- In this video, when the germs are seen under a microscope, they are seen as blobs with eyes.
- While this video gives accurate information, it portrays germs as having arms, legs, clothes and faces.
- In The Petri Dish, some bacteria look like green blobs with faces, others look like red blobs with faces and legs, one looks like an orange blob, one looks like a tentacled purple blob with many eyes, and another looks like a fuzzy red blob. Viruses are usually green, but one is pink.

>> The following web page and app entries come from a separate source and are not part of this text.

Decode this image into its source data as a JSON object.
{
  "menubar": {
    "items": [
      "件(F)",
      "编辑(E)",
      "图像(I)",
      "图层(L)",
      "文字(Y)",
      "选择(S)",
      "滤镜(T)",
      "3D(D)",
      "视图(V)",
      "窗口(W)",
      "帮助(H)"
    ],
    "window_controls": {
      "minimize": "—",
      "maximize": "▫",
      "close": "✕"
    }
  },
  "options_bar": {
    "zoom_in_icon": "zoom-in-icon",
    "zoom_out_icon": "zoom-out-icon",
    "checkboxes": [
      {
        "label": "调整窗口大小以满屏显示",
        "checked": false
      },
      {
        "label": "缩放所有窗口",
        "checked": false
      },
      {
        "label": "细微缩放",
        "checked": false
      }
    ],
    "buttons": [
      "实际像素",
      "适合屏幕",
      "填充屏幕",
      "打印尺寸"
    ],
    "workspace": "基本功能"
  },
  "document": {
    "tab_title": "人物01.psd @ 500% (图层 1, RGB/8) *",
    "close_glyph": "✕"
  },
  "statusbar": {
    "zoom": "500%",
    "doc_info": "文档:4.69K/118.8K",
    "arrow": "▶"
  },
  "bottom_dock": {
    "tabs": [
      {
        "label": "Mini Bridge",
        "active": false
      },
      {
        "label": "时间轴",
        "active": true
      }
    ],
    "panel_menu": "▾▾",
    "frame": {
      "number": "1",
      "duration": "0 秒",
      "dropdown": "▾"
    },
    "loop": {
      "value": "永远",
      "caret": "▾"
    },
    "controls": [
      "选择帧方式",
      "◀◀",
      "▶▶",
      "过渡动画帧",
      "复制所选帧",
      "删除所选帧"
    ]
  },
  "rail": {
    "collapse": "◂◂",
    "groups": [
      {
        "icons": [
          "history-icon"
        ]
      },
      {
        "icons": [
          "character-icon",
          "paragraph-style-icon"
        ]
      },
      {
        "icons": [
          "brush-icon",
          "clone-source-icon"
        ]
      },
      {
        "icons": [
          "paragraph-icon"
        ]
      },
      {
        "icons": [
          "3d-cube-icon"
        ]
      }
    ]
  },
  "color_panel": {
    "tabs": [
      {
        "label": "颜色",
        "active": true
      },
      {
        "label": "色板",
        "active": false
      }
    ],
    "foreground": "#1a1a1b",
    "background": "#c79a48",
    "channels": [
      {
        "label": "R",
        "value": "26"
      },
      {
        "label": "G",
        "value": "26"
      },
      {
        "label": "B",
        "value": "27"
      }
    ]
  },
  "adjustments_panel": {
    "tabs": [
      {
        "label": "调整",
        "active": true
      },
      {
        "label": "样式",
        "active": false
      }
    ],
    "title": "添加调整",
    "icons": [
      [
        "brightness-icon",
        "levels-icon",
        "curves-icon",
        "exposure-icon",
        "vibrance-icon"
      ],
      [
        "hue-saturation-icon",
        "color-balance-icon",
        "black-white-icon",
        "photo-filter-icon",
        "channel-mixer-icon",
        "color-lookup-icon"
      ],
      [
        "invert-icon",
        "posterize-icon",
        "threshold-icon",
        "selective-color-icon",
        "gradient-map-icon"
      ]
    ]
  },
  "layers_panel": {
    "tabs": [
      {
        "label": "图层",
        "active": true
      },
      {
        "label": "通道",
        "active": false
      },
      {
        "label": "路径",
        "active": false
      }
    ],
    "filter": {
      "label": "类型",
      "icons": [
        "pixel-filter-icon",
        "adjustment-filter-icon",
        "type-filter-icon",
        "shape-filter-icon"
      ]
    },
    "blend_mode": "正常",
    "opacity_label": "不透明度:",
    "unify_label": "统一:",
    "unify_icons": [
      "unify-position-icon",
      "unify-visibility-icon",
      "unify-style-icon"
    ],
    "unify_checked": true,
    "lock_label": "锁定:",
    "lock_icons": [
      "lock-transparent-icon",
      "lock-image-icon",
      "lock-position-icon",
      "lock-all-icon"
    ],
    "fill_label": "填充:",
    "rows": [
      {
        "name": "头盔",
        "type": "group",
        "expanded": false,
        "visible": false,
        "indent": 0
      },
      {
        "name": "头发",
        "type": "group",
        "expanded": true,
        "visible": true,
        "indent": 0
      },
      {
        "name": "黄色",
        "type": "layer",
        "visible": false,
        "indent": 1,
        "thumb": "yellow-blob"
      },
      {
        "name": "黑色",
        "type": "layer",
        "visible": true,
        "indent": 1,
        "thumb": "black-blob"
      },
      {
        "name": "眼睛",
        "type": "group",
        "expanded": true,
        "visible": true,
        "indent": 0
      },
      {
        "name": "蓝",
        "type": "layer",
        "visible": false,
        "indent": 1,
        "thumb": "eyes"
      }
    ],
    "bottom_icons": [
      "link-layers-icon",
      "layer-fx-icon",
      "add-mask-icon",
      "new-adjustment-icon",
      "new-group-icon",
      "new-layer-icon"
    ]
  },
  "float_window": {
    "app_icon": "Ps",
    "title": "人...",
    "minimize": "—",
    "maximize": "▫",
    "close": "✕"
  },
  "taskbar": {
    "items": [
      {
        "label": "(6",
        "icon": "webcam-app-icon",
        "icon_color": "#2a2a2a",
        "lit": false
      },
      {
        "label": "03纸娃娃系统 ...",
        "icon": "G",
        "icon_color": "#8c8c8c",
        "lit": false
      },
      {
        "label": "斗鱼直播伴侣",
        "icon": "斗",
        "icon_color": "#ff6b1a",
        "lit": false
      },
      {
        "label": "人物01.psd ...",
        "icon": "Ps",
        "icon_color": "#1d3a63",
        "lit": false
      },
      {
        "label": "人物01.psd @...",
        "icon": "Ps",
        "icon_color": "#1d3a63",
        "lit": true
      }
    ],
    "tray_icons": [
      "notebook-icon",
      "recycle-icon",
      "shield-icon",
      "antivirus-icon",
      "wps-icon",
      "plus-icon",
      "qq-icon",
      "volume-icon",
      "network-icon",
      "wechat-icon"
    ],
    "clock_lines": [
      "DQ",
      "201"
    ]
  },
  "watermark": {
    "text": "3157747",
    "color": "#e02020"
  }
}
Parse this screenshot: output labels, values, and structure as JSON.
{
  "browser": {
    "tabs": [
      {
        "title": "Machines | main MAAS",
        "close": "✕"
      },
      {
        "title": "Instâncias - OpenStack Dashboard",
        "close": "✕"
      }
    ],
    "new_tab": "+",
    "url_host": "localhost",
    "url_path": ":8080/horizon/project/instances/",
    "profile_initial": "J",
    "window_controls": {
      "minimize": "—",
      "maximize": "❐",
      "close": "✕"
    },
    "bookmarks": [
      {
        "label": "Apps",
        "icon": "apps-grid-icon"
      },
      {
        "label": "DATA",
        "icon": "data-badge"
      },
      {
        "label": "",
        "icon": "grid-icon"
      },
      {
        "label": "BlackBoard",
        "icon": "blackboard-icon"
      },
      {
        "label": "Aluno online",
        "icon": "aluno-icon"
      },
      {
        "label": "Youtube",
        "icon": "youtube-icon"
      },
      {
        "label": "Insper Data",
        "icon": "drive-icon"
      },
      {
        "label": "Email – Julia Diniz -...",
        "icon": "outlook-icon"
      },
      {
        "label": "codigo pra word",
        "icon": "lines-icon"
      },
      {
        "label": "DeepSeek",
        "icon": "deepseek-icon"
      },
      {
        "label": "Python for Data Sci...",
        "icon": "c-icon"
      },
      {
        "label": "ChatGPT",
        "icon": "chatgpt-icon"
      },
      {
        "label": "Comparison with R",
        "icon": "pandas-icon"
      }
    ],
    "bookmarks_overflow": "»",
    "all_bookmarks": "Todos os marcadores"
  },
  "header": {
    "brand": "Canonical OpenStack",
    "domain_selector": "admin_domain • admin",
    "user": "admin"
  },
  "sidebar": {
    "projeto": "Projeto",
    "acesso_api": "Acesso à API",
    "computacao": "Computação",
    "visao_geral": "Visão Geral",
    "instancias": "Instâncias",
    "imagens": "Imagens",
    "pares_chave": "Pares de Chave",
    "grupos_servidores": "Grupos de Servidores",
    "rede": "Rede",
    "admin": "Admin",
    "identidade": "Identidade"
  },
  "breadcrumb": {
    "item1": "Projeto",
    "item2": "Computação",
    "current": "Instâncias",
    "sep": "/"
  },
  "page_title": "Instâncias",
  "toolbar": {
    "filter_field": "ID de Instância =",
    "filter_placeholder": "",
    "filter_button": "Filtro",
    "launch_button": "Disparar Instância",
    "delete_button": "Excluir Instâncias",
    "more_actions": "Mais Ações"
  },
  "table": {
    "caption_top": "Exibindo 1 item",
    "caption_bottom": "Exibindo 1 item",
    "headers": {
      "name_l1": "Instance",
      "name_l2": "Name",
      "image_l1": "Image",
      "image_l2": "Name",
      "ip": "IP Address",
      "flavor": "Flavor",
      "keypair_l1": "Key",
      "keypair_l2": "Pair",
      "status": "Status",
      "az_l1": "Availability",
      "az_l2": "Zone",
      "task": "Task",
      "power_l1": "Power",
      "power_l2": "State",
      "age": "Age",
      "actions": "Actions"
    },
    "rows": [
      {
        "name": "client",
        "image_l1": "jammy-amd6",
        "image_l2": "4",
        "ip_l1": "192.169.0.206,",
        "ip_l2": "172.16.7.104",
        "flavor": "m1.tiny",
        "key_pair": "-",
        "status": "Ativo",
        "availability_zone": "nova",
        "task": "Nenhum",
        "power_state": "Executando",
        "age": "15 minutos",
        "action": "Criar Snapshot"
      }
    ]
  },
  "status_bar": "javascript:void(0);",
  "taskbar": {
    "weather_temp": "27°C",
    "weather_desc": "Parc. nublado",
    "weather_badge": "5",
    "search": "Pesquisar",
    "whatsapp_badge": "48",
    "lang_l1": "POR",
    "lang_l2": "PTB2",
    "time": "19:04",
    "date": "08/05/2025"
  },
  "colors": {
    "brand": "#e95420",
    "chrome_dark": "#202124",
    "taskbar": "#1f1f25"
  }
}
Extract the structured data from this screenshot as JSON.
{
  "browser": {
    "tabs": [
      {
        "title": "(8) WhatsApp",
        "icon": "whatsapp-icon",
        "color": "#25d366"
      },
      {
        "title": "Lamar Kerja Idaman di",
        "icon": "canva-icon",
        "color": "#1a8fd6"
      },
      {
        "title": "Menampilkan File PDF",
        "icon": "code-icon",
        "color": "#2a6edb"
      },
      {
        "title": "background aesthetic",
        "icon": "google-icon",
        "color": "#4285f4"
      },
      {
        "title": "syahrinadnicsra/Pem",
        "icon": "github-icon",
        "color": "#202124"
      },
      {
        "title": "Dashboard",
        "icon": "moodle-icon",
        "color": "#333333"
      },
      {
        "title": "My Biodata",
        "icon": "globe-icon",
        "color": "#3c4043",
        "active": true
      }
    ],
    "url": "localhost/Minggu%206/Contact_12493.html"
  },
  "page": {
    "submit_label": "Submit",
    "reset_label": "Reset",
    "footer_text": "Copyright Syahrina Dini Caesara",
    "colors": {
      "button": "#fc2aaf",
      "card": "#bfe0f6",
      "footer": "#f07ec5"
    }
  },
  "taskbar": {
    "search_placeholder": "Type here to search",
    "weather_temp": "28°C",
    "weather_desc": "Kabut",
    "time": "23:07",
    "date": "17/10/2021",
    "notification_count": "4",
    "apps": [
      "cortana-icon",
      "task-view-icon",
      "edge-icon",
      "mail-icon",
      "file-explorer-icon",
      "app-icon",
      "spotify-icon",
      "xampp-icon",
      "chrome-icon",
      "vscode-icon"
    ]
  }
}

The germs are also sapient.
- Scrub Club has green, bipedal, lumpy germs that act like cheesy villains.
- The Virus from The Amazing World of Gumball episode of the same name has flagella that are like limbs and give a humanoid build, three eyes, and his visible organelles act like a face.
- Averted in Arthur, although Buster does imagine germs as having an Evil Laugh in the episode "Germophobia".
- In the Baby Bus episode about brushing teeth, the germs are portrayed as little creatures who mine cavities into teeth if you don't brush them.
- Curious George: "Toots" and two other germs called the "Germettes" are portrayed as humanoid germs who sing about making people sick, although perhaps explained in-universe because it was All Just a Dream.
- In the Goofy cartoon "Cold War", the cold virus is depicted as a white humanoid with a straw hat and a large red nose. Not particularly terrifying, but still pretty far from the actual appearance of a virus.
- In Il était une fois... la Vie, bacteria are portrayed as ugly blue humanoids and viruses as yellow, worm-like creatures, with faces that resemble the two human bully characters.
- Ozzy & Drix, similarly to its parent movie, portrays the various bacteria and viruses as monsters. For example, the Starter Villain Scarlet Fever looks like a red reptilian creature with a serpentine body, green eyes, sharp teeth, and appendages around its neck.
- In the Rick and Morty episode "Anatomy Park", which is essentially a "Fantastic Voyage" Plot in the body of a dying homeless man named Ruben, the various diseases are portrayed as hideous monsters who chase around the protagonists in an homage to Jurassic Park. Some at least show a resemblance to actual bacteria or viruses, but usually the wrong type (Tuberculosis is portrayed as orb-shaped when it should be rod-shaped, and E. coli, a bacterium, looks like a bacteriophage virus), and then there are the Hepatitis viruses that seem to be designed after the Rancor or the Cloverfield monster.
- Rugrats: When Chuckie learns about germs, he imagines them as being like large monsters, but this is not portrayed as how real germs work.
- In the "Journey of a Germ" song from Sid the Science Kid, the germ has a face and arms and sings about travelling from person to person.
- In the Wabbit: A Looney Tunes Production episode "Computer Bugs", a computer virus that infects Bugs' computer looks like an orange Cephalothorax with Evil Eyebrows and four antennae. It brags and laughs as it destroys the software on the computer.